Proprietor Kent Marshall, the Bitterman, is a Chicagoland native and big baseball fan, especially of his hometown Cubs. The bar is festooned with photos of legendary Cubs of yore including Sandberg, Santo, Sweet Swinging Billy Williams and – I don’t exactly remember – maybe even Sauer, Hank, who won the MVP in 1952. There is Banks, of course, and Brock, Lou, in a Cubs uniform before the disastrous trade to the rival Cardinals. This is a Cubs bar, if there is such a thing in Houston. And being a Cubs bar, you can get the true taste of Wrigley Field, Old Style.
In the 1980s and 1990s, beer-swilling Cub broadcaster Harry Caray was a popular pitch person for Budweiser, tying the notion of the Cubs to it in many people’s minds – “Cub fan and Bud man” – and there is a very prominent signage for it in the outfield of Wrigley Field these days. But, it is Old Style that is the true beer of the ballpark. Like the regionally popular Lone Star here, Old Style is a bad-tasting light lager. It’s a bad beer that tastes better consumed in the hot sun in profusion with thousands of other bleary baseball fans. One trip to the bleachers in Wrigley Field some years ago, we made a stop at the first beer stand en route, which was an Old Style stand. When asked where the other beers were, the attendant seemed put off: “You don’t like Old Style?” After a brief pause, he said, “I don’t drink this crap, either, the next beer stand is at the top.”
If you want to feel a Cubs fan at TK Bitterman’s, they can likely oblige. They have many other better beers and libations, to enjoy the game or ease the pain of being a Cubs fan.

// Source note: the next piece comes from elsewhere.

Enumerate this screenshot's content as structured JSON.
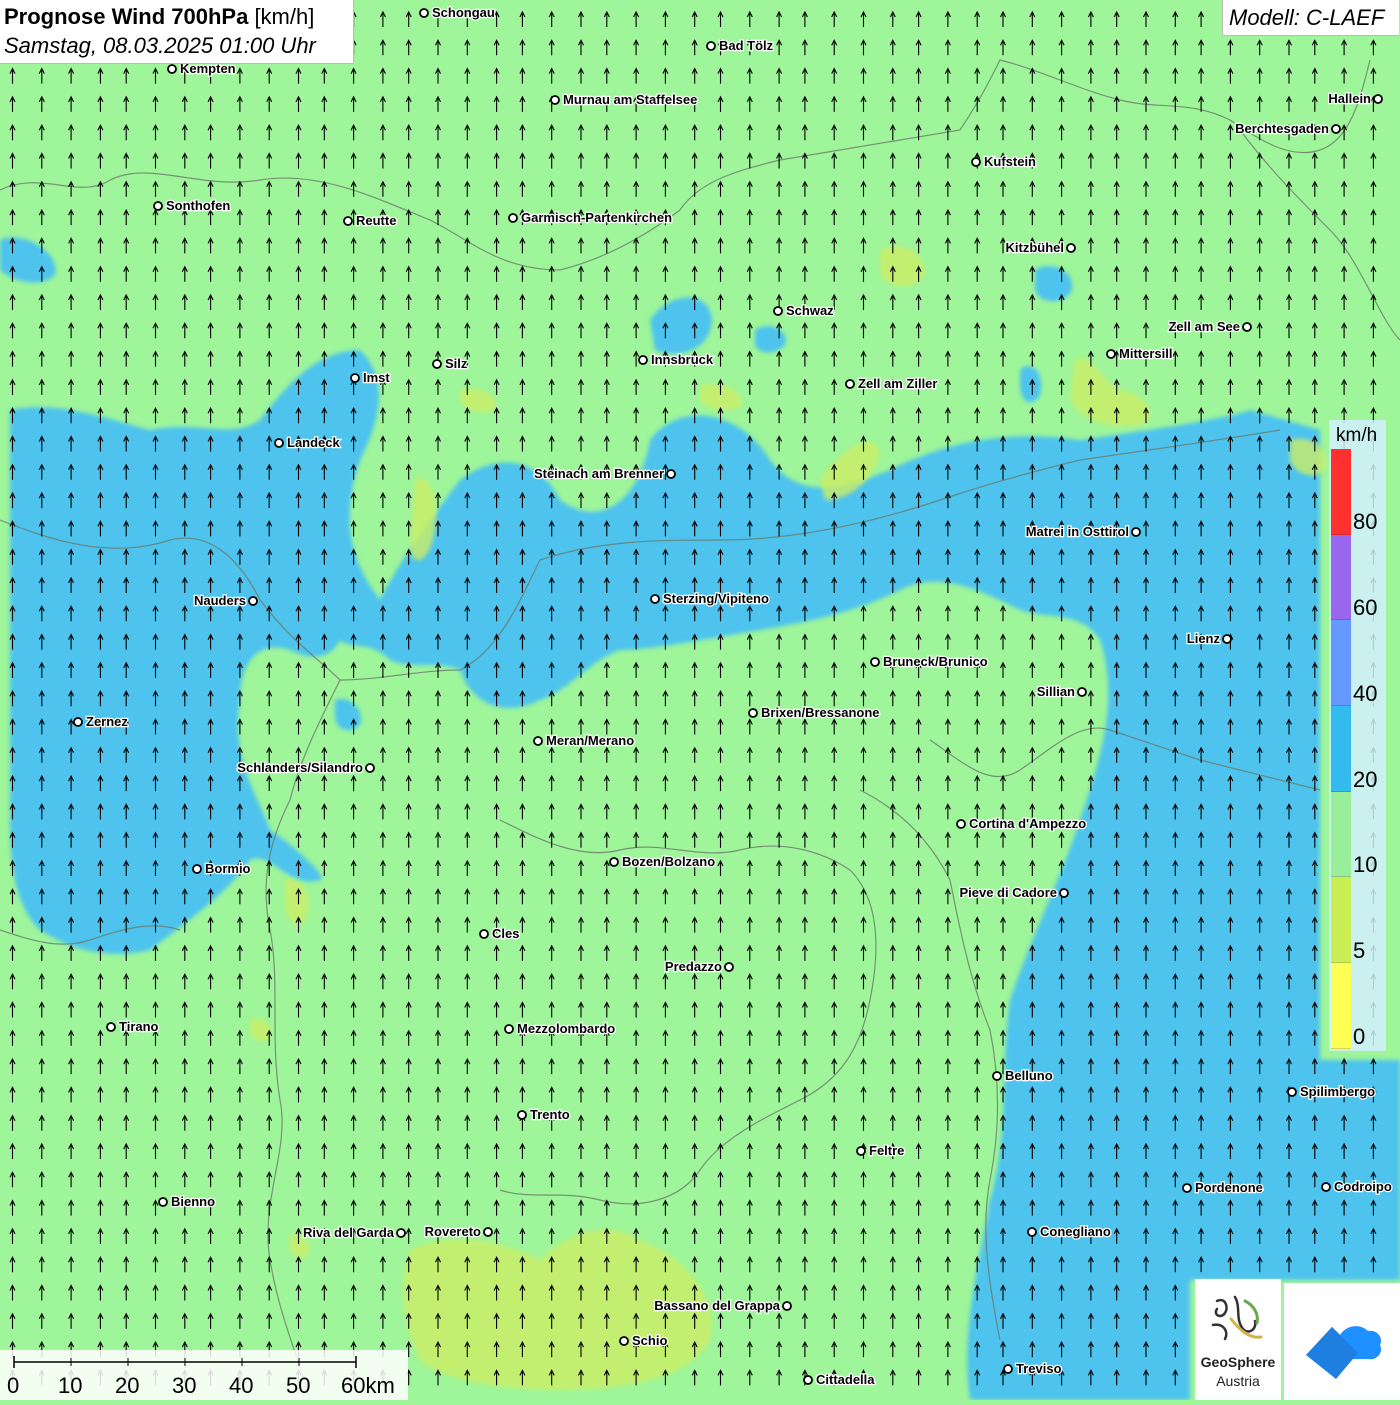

2010 W Alabama (east of Shepherd), 77098
Kent Marshall and a can of 'Doggy Style'